In traditional nursing homes, the design of the nurses’ station, break room, dining room, lobby, conference room and residents’ rooms all have influence on communication and language because their designs signal who will speak there, what types of language to use in each, when it is appropriate to talk in each space and who is invited to do so. Therefore, one significant way to change language in nursing homes is to redesign spaces so that elders have more opportunities to converse in private in more places with people of their choosing—friends, family and staff, or to be alone if they wish.

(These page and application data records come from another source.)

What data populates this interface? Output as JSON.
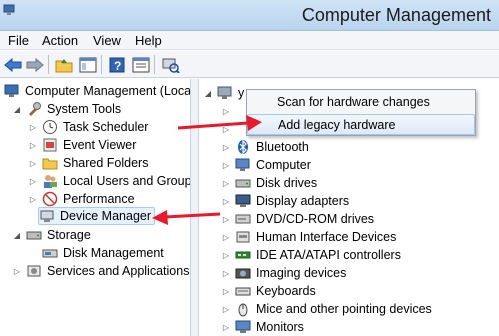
{
  "window": {
    "title": "Computer Management"
  },
  "menu": [
    "File",
    "Action",
    "View",
    "Help"
  ],
  "toolbar_icons": [
    "back-arrow-icon",
    "forward-arrow-icon",
    "up-folder-icon",
    "show-hide-tree-icon",
    "help-icon",
    "properties-icon",
    "scan-hardware-icon"
  ],
  "left_tree": {
    "root": "Computer Management (Local",
    "system_tools": "System Tools",
    "task_scheduler": "Task Scheduler",
    "event_viewer": "Event Viewer",
    "shared_folders": "Shared Folders",
    "local_users": "Local Users and Groups",
    "performance": "Performance",
    "device_manager": "Device Manager",
    "storage": "Storage",
    "disk_management": "Disk Management",
    "services": "Services and Applications"
  },
  "right_tree": {
    "computer_node": "y",
    "devices": [
      "Bluetooth",
      "Computer",
      "Disk drives",
      "Display adapters",
      "DVD/CD-ROM drives",
      "Human Interface Devices",
      "IDE ATA/ATAPI controllers",
      "Imaging devices",
      "Keyboards",
      "Mice and other pointing devices",
      "Monitors"
    ]
  },
  "context_menu": {
    "scan": "Scan for hardware changes",
    "add_legacy": "Add legacy hardware"
  },
  "colors": {
    "annotation_arrow": "#e8192c",
    "selection": "#e5f0fb",
    "titlebar": "#cfe3f5"
  }
}
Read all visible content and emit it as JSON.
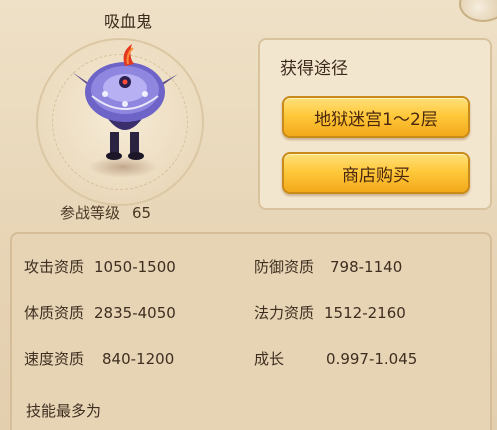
{
  "pet": {
    "name": "吸血鬼",
    "battle_level_label": "参战等级",
    "battle_level_value": "65"
  },
  "acquire": {
    "title": "获得途径",
    "buttons": [
      {
        "label": "地狱迷宫1～2层"
      },
      {
        "label": "商店购买"
      }
    ]
  },
  "stats": [
    {
      "label": "攻击资质",
      "value": "1050-1500"
    },
    {
      "label": "防御资质",
      "value": "798-1140"
    },
    {
      "label": "体质资质",
      "value": "2835-4050"
    },
    {
      "label": "法力资质",
      "value": "1512-2160"
    },
    {
      "label": "速度资质",
      "value": "840-1200"
    },
    {
      "label": "成长",
      "value": "0.997-1.045"
    }
  ],
  "skills_label": "技能最多为",
  "colors": {
    "button_gold": "#ffc93c",
    "panel_bg": "#efe1c7",
    "text_dark": "#3b2a1c"
  }
}
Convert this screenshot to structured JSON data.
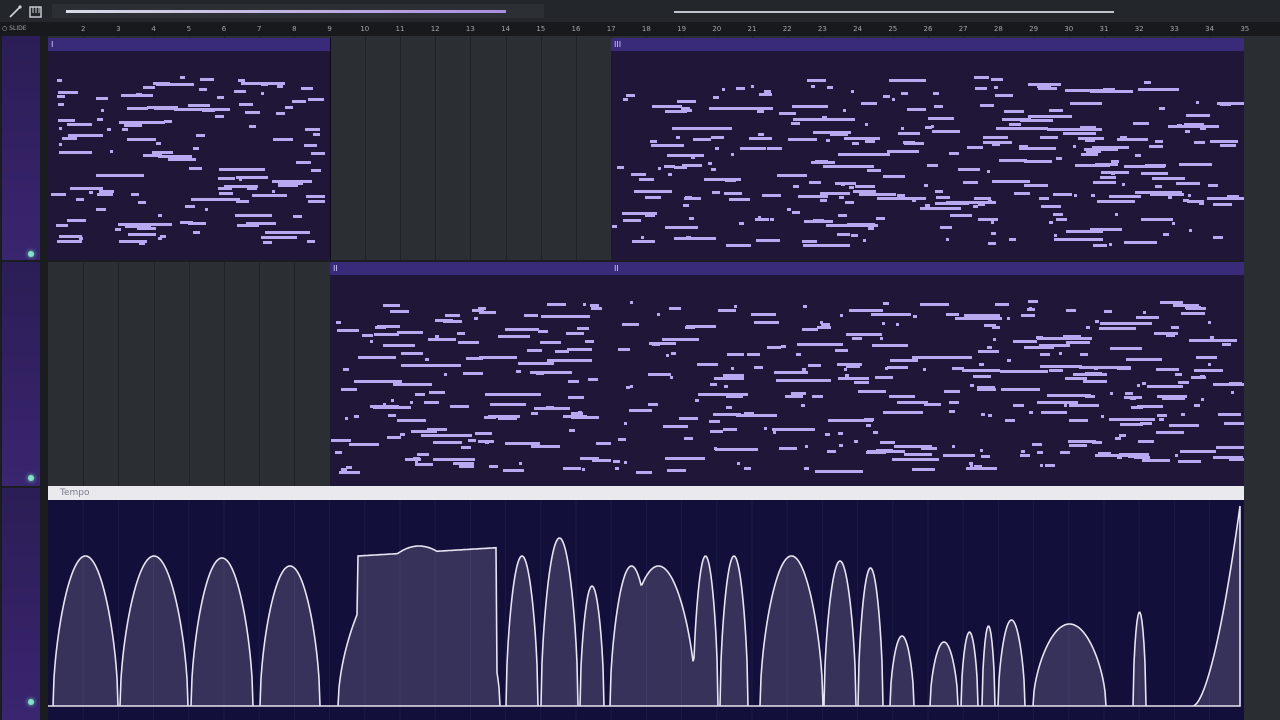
{
  "toolbar": {
    "snap_label": "SLIDE",
    "tools": [
      "wand-icon",
      "piano-icon"
    ]
  },
  "ruler": {
    "bars": [
      "2",
      "3",
      "4",
      "5",
      "6",
      "7",
      "8",
      "9",
      "10",
      "11",
      "12",
      "13",
      "14",
      "15",
      "16",
      "17",
      "18",
      "19",
      "20",
      "21",
      "22",
      "23",
      "24",
      "25",
      "26",
      "27",
      "28",
      "29",
      "30",
      "31",
      "32",
      "33",
      "34",
      "35"
    ]
  },
  "clips": [
    {
      "label": "I",
      "lane": 0
    },
    {
      "label": "III",
      "lane": 0
    },
    {
      "label": "II",
      "lane": 1
    },
    {
      "label": "II",
      "lane": 1
    }
  ],
  "automation": {
    "label": "Tempo"
  },
  "colors": {
    "accent": "#3a2a7a",
    "note": "#b7a8ef",
    "background": "#1f2226",
    "led": "#7fe3c8"
  }
}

When we consider the kinds of interactions, and the language we use, in large spaces versus in small, intimate ones, we notice that large spaces don’t typically promote intimate conversations where people take turns talking in a relatively equal relationship. Large, indoor spaces are usually places where one person or group actively “communicates” and others, the “audience,” listen and respond at certain predictable, well-known, socially sanctioned points—these spaces can become more for performing than for conversation. One person presents or performs and listeners serve as an audience, responding during pauses, question-and-answer periods or with applause at the conclusion. The audience is expected to remain essentially nonverbal and silent, except for these culturally congruent times for acknowledgement or invited participation.

Contrast the communication fostered, expected or encouraged in large spaces with the experience of communication in a small, intimate space, where communication is more or less reciprocal. People take turns and silence is a signal for the other party to speak. We want to encourage opportunity for these kinds of interactions in our communities because they are affirming to a feeling of belonging. Long corridors, dining in groups of 40, no private space except for one’s half of a shared room—these reinforce the metaphor created by the large building design that “in a palace there is no place for intimacy.”2 Intimate conversation and informal speech, which are essential for a sense of belonging and community, require private places as a signal that they are welcome and honored in the culture.


As we navigate our communities, be aware of what the spaces are communicating about our culture. We can ensure a sense of home by being aware of whether residents and employees are able to connect with one another and feel at home in their physical environment.

Judah L. Ronch, PhD, is the Dean of and a professor at the Erickson School, University of Maryland Baltimore County, which offers undergraduate and Master’s degrees in Management of Aging Services as well as online and live Executive Education programs and customized industry training. He can be reached at


  1. Ravelli L and Stenglin M. (2010). Feeling space: Interpersonal communication and spatial semiotics. In: Matsumoto D. ed. APA Handbook of Interpersonal Communication. Washington, DC: American Psychological Association; 2010:77-110. 
  2. Stilgoe J. Introduction to G. Bachelard: The Poetics of Space. Boston: Beacon Press, 1994.

Topics: Articles , Design